** WORK INSTRUCTION **
Return every line below exactly, without dropping any.

(App and web page records)
=== Section Start ===

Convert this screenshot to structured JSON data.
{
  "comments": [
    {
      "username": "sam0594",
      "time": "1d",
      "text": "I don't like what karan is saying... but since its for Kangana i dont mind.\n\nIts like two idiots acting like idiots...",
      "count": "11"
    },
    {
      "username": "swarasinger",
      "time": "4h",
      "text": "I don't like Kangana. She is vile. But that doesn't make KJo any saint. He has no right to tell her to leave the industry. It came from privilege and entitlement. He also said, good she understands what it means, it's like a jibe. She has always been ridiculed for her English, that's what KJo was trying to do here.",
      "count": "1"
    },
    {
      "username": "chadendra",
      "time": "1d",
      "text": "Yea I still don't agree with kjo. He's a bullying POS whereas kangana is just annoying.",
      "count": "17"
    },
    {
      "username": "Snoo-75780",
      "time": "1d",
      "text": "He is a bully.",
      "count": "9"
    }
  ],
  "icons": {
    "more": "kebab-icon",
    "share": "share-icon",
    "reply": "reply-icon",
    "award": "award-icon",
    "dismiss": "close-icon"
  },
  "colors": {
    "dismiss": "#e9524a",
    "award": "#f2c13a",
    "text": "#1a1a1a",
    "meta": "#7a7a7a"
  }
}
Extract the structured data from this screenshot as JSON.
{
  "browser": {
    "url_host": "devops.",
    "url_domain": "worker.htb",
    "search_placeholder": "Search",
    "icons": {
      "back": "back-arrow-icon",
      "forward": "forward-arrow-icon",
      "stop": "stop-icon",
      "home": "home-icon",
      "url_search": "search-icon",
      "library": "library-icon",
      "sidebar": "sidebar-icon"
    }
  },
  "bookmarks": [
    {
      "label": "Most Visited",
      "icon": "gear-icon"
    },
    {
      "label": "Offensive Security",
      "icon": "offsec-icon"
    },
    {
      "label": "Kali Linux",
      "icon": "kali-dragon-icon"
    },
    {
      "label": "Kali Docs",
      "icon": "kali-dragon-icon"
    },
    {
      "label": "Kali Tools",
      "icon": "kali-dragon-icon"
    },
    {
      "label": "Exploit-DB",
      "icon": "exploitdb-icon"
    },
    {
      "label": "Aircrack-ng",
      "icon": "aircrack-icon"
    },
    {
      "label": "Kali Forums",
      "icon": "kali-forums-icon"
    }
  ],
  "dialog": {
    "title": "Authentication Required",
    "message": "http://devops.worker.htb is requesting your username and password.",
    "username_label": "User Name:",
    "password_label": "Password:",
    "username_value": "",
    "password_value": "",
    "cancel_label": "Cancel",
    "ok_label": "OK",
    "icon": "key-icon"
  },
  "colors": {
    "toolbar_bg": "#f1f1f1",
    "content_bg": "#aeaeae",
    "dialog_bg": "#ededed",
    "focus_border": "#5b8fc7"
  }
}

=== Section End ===

** ANSWER TO THE PROBLEM **
Convert this screenshot to structured JSON data.
{
  "comments": [
    {
      "username": "sam0594",
      "time": "1d",
      "text": "I don't like what karan is saying... but since its for Kangana i dont mind.\n\nIts like two idiots acting like idiots...",
      "count": "11"
    },
    {
      "username": "swarasinger",
      "time": "4h",
      "text": "I don't like Kangana. She is vile. But that doesn't make KJo any saint. He has no right to tell her to leave the industry. It came from privilege and entitlement. He also said, good she understands what it means, it's like a jibe. She has always been ridiculed for her English, that's what KJo was trying to do here.",
      "count": "1"
    },
    {
      "username": "chadendra",
      "time": "1d",
      "text": "Yea I still don't agree with kjo. He's a bullying POS whereas kangana is just annoying.",
      "count": "17"
    },
    {
      "username": "Snoo-75780",
      "time": "1d",
      "text": "He is a bully.",
      "count": "9"
    }
  ],
  "icons": {
    "more": "kebab-icon",
    "share": "share-icon",
    "reply": "reply-icon",
    "award": "award-icon",
    "dismiss": "close-icon"
  },
  "colors": {
    "dismiss": "#e9524a",
    "award": "#f2c13a",
    "text": "#1a1a1a",
    "meta": "#7a7a7a"
  }
}
Extract the structured data from this screenshot as JSON.
{
  "browser": {
    "url_host": "devops.",
    "url_domain": "worker.htb",
    "search_placeholder": "Search",
    "icons": {
      "back": "back-arrow-icon",
      "forward": "forward-arrow-icon",
      "stop": "stop-icon",
      "home": "home-icon",
      "url_search": "search-icon",
      "library": "library-icon",
      "sidebar": "sidebar-icon"
    }
  },
  "bookmarks": [
    {
      "label": "Most Visited",
      "icon": "gear-icon"
    },
    {
      "label": "Offensive Security",
      "icon": "offsec-icon"
    },
    {
      "label": "Kali Linux",
      "icon": "kali-dragon-icon"
    },
    {
      "label": "Kali Docs",
      "icon": "kali-dragon-icon"
    },
    {
      "label": "Kali Tools",
      "icon": "kali-dragon-icon"
    },
    {
      "label": "Exploit-DB",
      "icon": "exploitdb-icon"
    },
    {
      "label": "Aircrack-ng",
      "icon": "aircrack-icon"
    },
    {
      "label": "Kali Forums",
      "icon": "kali-forums-icon"
    }
  ],
  "dialog": {
    "title": "Authentication Required",
    "message": "http://devops.worker.htb is requesting your username and password.",
    "username_label": "User Name:",
    "password_label": "Password:",
    "username_value": "",
    "password_value": "",
    "cancel_label": "Cancel",
    "ok_label": "OK",
    "icon": "key-icon"
  },
  "colors": {
    "toolbar_bg": "#f1f1f1",
    "content_bg": "#aeaeae",
    "dialog_bg": "#ededed",
    "focus_border": "#5b8fc7"
  }
}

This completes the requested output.